The first proteins to be
demonstrated to contain myristic acid were calcineurin B (Aitken A et al., FEBS
Lett 1982, 150, 314) and the catalytic subunit of the cyclic AMP-dependent
protein kinase (Carr SA et al., Proc Natl Acad Sci USA 1982, 79, 6128).
It was shown that myristic acid (R2) was attached through an amide linkage to the a-amino group of glycine (R1) at the N-terminus of both proteins :
Later, a wide range of proteins of
viral and cellular origin have been shown to be modified by acylation with
myristic acid (Olson EN, Prog Lipid Res 1988, 27, 177).
Myristoylated proteins are localized to the cytosol or to cellular membranes and sometimes to both. Membrane-bound myristoylated proteins interact tightly with the bilayer so that drastic conditions may be used to release them from membranes (Olson EN et al., J Biol Chem 1986, 261, 2458). It is now well established that myristoylation is able to direct soluble proteins to membranes but the specificity of targeting remains unclear.

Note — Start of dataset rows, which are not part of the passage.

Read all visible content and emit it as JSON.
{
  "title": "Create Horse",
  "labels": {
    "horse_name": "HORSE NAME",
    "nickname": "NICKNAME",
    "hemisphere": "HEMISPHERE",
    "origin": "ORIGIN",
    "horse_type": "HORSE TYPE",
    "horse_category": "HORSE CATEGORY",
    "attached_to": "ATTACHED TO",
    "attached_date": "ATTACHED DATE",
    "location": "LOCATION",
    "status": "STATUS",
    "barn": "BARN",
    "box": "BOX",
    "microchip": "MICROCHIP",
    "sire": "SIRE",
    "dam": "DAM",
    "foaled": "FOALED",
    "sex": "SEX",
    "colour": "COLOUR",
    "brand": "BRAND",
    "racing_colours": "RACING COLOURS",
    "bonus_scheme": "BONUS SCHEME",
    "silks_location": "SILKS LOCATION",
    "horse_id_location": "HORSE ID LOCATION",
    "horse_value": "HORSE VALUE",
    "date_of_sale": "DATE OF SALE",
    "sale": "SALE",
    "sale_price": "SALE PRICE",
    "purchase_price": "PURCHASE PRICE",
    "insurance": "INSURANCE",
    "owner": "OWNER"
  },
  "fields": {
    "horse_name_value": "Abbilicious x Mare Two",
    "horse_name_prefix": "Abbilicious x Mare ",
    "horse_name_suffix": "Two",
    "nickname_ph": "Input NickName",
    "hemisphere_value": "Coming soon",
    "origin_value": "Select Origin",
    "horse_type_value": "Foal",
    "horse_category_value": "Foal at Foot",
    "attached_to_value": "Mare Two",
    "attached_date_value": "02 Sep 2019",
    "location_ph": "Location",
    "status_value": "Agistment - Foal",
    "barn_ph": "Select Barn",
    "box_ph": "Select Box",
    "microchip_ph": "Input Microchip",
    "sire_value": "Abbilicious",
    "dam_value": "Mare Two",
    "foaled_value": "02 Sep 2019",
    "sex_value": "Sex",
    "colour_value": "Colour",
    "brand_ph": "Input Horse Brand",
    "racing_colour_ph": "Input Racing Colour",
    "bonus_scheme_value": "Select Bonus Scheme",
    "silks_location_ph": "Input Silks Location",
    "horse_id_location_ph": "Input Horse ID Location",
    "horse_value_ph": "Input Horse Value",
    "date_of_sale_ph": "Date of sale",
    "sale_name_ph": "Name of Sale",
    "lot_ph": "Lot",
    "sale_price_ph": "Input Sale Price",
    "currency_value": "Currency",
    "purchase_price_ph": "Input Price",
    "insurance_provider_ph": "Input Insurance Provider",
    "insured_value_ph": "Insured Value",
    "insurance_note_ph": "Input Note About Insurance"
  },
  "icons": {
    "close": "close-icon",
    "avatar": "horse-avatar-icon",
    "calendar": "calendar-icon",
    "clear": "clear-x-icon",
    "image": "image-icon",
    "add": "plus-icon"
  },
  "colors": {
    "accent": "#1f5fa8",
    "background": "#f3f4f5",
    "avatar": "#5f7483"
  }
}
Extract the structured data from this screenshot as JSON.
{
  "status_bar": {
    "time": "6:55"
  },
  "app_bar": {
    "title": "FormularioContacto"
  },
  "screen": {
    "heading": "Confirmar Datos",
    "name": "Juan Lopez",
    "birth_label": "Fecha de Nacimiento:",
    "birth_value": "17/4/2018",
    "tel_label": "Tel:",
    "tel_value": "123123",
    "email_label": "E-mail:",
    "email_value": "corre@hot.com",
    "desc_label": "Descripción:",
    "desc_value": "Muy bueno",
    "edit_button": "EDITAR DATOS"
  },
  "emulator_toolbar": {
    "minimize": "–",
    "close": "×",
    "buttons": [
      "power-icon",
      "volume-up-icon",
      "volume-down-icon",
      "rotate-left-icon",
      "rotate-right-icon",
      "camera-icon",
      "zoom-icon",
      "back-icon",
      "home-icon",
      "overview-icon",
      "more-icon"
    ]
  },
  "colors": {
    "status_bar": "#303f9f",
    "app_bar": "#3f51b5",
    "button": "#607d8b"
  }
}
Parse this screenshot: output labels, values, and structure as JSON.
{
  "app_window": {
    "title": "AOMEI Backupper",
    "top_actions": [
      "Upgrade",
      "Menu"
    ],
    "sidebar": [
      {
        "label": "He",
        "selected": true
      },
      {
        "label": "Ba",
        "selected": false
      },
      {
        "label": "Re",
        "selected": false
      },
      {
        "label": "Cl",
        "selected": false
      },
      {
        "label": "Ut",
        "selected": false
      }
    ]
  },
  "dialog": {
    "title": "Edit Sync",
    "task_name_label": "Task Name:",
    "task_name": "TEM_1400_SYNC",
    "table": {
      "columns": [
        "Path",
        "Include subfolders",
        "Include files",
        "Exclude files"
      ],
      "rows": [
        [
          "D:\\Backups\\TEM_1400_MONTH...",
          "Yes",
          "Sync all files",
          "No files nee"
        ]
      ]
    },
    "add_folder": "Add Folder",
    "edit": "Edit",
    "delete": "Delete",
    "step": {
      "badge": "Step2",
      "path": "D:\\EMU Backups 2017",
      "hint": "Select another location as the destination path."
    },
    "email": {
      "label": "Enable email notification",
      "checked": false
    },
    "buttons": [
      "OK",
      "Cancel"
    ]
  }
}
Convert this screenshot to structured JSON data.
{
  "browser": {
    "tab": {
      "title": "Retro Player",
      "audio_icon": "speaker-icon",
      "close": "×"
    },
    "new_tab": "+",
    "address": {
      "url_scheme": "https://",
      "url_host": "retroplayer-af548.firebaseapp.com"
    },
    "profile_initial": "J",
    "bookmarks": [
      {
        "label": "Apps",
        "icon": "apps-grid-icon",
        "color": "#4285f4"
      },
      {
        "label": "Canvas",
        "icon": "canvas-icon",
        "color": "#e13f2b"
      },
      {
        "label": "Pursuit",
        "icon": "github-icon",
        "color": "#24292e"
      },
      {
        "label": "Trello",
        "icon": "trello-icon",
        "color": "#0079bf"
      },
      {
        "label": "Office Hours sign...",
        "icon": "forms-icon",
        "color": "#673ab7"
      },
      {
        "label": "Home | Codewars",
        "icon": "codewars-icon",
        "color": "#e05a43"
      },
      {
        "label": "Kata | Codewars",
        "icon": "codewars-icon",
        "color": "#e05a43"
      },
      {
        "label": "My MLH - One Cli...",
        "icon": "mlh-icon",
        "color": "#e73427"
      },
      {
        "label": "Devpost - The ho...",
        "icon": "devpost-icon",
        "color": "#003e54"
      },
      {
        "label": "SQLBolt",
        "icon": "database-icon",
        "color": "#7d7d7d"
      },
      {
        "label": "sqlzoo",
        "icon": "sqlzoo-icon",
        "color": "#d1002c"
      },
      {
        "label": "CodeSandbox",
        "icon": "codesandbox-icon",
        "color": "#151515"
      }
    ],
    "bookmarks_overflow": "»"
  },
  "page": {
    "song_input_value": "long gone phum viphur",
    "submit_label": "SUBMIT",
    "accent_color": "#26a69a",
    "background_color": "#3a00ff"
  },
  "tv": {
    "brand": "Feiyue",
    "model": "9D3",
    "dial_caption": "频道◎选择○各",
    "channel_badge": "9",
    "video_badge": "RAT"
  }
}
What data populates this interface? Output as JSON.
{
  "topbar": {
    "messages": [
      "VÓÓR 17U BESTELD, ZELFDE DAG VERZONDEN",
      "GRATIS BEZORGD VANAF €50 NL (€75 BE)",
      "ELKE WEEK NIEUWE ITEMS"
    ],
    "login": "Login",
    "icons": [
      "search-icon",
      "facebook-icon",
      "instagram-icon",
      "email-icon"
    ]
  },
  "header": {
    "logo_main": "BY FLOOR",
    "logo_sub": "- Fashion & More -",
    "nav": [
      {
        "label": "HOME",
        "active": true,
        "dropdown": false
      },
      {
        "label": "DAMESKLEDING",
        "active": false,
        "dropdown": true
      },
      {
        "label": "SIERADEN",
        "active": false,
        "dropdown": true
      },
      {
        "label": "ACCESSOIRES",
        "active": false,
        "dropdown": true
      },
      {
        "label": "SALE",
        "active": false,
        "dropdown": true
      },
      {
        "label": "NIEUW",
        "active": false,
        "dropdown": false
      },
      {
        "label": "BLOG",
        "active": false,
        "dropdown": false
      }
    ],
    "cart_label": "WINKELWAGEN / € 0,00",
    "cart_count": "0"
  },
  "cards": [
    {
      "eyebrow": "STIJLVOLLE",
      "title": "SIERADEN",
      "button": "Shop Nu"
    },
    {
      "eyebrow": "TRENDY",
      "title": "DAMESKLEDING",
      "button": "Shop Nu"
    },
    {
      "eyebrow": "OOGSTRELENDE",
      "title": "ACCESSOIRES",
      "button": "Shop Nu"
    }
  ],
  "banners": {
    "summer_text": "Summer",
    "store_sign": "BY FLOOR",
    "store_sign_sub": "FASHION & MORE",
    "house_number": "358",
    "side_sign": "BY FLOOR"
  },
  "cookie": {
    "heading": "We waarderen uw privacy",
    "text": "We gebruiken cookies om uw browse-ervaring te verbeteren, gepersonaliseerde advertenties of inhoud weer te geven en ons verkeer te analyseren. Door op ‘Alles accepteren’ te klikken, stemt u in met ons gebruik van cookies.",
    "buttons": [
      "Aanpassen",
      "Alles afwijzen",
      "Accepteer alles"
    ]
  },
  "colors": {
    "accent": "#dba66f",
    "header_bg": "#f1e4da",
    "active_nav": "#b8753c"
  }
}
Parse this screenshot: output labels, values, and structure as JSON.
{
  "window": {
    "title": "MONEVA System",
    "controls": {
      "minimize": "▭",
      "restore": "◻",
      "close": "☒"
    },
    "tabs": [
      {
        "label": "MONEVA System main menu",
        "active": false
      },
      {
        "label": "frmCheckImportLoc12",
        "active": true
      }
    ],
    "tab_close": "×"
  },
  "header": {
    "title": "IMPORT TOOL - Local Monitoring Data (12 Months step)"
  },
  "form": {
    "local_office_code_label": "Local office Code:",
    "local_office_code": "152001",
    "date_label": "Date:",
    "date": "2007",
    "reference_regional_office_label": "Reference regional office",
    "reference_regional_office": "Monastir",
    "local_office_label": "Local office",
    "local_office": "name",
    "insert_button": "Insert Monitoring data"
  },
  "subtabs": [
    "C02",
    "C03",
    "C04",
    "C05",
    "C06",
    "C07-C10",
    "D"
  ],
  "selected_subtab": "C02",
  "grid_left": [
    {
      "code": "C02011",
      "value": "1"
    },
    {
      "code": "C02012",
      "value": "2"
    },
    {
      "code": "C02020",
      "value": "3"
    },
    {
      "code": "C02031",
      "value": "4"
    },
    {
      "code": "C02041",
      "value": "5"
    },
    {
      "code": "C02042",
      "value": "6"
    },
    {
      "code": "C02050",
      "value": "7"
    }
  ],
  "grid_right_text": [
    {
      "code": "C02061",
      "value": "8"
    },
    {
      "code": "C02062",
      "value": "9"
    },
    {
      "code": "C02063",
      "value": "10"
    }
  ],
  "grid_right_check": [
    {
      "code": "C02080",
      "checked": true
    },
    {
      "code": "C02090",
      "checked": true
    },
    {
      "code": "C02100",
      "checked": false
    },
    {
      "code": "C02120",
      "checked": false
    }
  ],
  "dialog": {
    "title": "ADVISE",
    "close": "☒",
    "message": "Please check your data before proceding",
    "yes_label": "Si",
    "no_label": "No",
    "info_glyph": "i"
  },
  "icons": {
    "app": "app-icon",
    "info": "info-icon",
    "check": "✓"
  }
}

The function for myristoylation is also not well known. It was speculated that these proteins may represent enzymes involved in lipid metabolism or carrier proteins.